WHAT YOU NEED TO DO ->
Every line of the data below should be retyped exactly.

(App and web page records)
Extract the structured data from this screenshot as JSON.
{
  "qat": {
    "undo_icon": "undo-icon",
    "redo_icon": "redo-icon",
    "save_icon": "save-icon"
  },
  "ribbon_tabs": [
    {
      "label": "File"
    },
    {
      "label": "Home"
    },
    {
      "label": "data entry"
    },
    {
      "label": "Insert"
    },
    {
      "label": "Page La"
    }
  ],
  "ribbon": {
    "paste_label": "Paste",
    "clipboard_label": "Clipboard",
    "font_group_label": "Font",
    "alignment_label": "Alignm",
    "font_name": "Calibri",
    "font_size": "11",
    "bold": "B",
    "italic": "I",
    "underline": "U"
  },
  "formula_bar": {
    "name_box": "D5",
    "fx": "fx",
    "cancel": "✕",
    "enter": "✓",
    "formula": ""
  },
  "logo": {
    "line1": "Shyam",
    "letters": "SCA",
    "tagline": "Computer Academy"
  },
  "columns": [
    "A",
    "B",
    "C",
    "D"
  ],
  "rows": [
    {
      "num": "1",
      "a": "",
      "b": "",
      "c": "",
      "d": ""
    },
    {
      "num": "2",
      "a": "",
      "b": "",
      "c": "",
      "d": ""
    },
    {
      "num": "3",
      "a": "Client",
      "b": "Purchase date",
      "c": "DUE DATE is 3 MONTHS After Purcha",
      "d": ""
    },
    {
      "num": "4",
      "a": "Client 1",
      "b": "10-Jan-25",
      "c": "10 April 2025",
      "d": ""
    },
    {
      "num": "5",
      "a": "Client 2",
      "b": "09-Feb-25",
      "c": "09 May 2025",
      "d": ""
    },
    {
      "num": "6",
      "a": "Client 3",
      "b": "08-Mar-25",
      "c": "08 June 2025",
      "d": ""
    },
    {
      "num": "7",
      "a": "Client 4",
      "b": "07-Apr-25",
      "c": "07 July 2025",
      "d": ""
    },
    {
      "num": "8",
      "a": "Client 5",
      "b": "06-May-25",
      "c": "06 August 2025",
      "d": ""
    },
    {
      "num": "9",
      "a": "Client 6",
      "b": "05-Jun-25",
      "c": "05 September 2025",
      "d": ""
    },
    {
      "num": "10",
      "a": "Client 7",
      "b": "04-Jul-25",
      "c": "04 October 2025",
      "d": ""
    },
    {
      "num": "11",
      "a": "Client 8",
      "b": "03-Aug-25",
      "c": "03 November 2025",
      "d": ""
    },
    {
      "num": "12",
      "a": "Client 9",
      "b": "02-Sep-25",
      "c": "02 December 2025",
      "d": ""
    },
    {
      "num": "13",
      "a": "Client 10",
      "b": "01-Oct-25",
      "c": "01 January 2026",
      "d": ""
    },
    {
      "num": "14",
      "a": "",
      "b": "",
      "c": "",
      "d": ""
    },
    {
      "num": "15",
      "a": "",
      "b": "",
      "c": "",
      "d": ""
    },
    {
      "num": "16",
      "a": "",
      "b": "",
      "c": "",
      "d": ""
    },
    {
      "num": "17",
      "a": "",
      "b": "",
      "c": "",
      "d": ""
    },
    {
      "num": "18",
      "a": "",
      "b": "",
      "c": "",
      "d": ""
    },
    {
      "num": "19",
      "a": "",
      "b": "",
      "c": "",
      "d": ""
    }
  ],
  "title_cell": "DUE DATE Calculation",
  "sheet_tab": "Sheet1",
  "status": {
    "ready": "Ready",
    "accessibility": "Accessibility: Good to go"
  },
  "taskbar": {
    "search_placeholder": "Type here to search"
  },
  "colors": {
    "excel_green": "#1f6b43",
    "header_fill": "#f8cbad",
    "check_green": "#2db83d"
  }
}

WORKED SOLUTION ->
Extract the structured data from this screenshot as JSON.
{
  "qat": {
    "undo_icon": "undo-icon",
    "redo_icon": "redo-icon",
    "save_icon": "save-icon"
  },
  "ribbon_tabs": [
    {
      "label": "File"
    },
    {
      "label": "Home"
    },
    {
      "label": "data entry"
    },
    {
      "label": "Insert"
    },
    {
      "label": "Page La"
    }
  ],
  "ribbon": {
    "paste_label": "Paste",
    "clipboard_label": "Clipboard",
    "font_group_label": "Font",
    "alignment_label": "Alignm",
    "font_name": "Calibri",
    "font_size": "11",
    "bold": "B",
    "italic": "I",
    "underline": "U"
  },
  "formula_bar": {
    "name_box": "D5",
    "fx": "fx",
    "cancel": "✕",
    "enter": "✓",
    "formula": ""
  },
  "logo": {
    "line1": "Shyam",
    "letters": "SCA",
    "tagline": "Computer Academy"
  },
  "columns": [
    "A",
    "B",
    "C",
    "D"
  ],
  "rows": [
    {
      "num": "1",
      "a": "",
      "b": "",
      "c": "",
      "d": ""
    },
    {
      "num": "2",
      "a": "",
      "b": "",
      "c": "",
      "d": ""
    },
    {
      "num": "3",
      "a": "Client",
      "b": "Purchase date",
      "c": "DUE DATE is 3 MONTHS After Purcha",
      "d": ""
    },
    {
      "num": "4",
      "a": "Client 1",
      "b": "10-Jan-25",
      "c": "10 April 2025",
      "d": ""
    },
    {
      "num": "5",
      "a": "Client 2",
      "b": "09-Feb-25",
      "c": "09 May 2025",
      "d": ""
    },
    {
      "num": "6",
      "a": "Client 3",
      "b": "08-Mar-25",
      "c": "08 June 2025",
      "d": ""
    },
    {
      "num": "7",
      "a": "Client 4",
      "b": "07-Apr-25",
      "c": "07 July 2025",
      "d": ""
    },
    {
      "num": "8",
      "a": "Client 5",
      "b": "06-May-25",
      "c": "06 August 2025",
      "d": ""
    },
    {
      "num": "9",
      "a": "Client 6",
      "b": "05-Jun-25",
      "c": "05 September 2025",
      "d": ""
    },
    {
      "num": "10",
      "a": "Client 7",
      "b": "04-Jul-25",
      "c": "04 October 2025",
      "d": ""
    },
    {
      "num": "11",
      "a": "Client 8",
      "b": "03-Aug-25",
      "c": "03 November 2025",
      "d": ""
    },
    {
      "num": "12",
      "a": "Client 9",
      "b": "02-Sep-25",
      "c": "02 December 2025",
      "d": ""
    },
    {
      "num": "13",
      "a": "Client 10",
      "b": "01-Oct-25",
      "c": "01 January 2026",
      "d": ""
    },
    {
      "num": "14",
      "a": "",
      "b": "",
      "c": "",
      "d": ""
    },
    {
      "num": "15",
      "a": "",
      "b": "",
      "c": "",
      "d": ""
    },
    {
      "num": "16",
      "a": "",
      "b": "",
      "c": "",
      "d": ""
    },
    {
      "num": "17",
      "a": "",
      "b": "",
      "c": "",
      "d": ""
    },
    {
      "num": "18",
      "a": "",
      "b": "",
      "c": "",
      "d": ""
    },
    {
      "num": "19",
      "a": "",
      "b": "",
      "c": "",
      "d": ""
    }
  ],
  "title_cell": "DUE DATE Calculation",
  "sheet_tab": "Sheet1",
  "status": {
    "ready": "Ready",
    "accessibility": "Accessibility: Good to go"
  },
  "taskbar": {
    "search_placeholder": "Type here to search"
  },
  "colors": {
    "excel_green": "#1f6b43",
    "header_fill": "#f8cbad",
    "check_green": "#2db83d"
  }
}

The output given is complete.